Take Nigeria as just one example of a place in which hardships are facing Christians.

Nigeria is a diverse nation that has long enjoyed some semblance of peace among neighbors and inter-faith communities.

One of the largest Christian communities there is the Ekklesiyar Yan’uwa of Nigeria (EYN), a contingent of the Church of the Brethren (a small, Germanic-born Protestant movement as old as the Reformation).

For years, the EYN have opened grade-schools, seminaries, clinics, social service organizations, and other relief communities.

In the last year, however, the EYN, among other Christian and Muslim communities, have come under attack by the radical Boko Haram movement, which made the news recently for kidnapping some 200 school girls.

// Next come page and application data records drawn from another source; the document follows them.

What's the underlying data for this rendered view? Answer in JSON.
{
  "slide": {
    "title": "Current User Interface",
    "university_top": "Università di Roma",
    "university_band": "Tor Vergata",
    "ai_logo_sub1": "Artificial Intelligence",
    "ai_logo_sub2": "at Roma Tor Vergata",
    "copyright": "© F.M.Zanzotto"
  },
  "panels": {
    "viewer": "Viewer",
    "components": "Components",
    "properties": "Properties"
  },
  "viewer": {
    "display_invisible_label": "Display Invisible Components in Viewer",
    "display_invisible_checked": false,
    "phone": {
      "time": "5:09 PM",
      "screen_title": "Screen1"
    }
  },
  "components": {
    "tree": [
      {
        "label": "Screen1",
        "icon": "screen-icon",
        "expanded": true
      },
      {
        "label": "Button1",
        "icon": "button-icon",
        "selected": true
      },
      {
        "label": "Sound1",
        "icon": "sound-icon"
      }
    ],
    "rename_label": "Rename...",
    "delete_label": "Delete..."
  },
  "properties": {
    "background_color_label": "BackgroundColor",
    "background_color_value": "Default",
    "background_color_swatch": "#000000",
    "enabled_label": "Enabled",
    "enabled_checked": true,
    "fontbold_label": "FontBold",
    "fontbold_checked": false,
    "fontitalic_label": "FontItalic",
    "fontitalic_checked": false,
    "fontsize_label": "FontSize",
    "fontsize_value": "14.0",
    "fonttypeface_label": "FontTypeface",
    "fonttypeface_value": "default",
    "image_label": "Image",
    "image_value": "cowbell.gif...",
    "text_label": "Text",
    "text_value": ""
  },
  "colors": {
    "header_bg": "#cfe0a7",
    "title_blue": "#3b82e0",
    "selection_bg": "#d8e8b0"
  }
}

According to the Church of the Brethren website, some 500 Brethren women and children have been kidnapped, over 3000 members have been killed, and nearly 100,000 have been displaced.

According to another report, Boko Haram seized the EYN headquarters and a partnering seminary as of October.

Many refugees are finding solace in Jos, Nigeria, the location of one of our local missionary’s place of ministry (missionary, Melanie Martin, once taught at nearby Honey Creek Elementary School) .  They are regrouping there in search of relief, shelter, and medical supplies.

This means that while I am figuring out how to perfect my lasagna on Christmas day, thousands of families will have nothing to eat.

No one likes getting bad news on Christmas.  Even relief organizations in our own country provide “the least of these” with enough resources to have a blessed Christmas.

And we should.  But we also should not deny that our privilege as a people sometimes blinds us to the needs beyond our borders.

We don’t know what its like to have our children kidnapped or our families displaced.  We don’t know what its like to lose our land and make a pilgrimage across country without adequate drinking water.

The birth of the Prince of Peace in our lives does not deny this fact.  Rather, the Prince of Peace’s birthday shines a spotlight on the plight of humankind and confronts our response to it.

God gave us Jesus to have life, but God also gave us Jesus to provide light and life to others who are in need.  Unfortunately, we spend so much time complaining about what we don’t have or what we want, we forget that much of what we do have is taken for granted.

This Christmas do not neglect the needs of people around the world who have yet to experience true peace.  We may sing about it, but it will take a commitment from all of us–be it through giving money or serving overseas–to make peace a reality where peace is hard to find.

In related news: Praise God for Discover Point Church and so many other churches who are providing meals to needy families in our county this season.  DP is feeding hundreds of families on Christmas day, challenging volunteers to spend Christmas serving others rather than serving themselves.  We are proud to partner with DP in providing kitchen facilities necessary for accommodating the crowd.

If you are interested in helping with the Nigerian Brethren crisis, please contact Roy Winter at rwinter@brethren.org or visit the Brethren website for more information on how to serve or to give.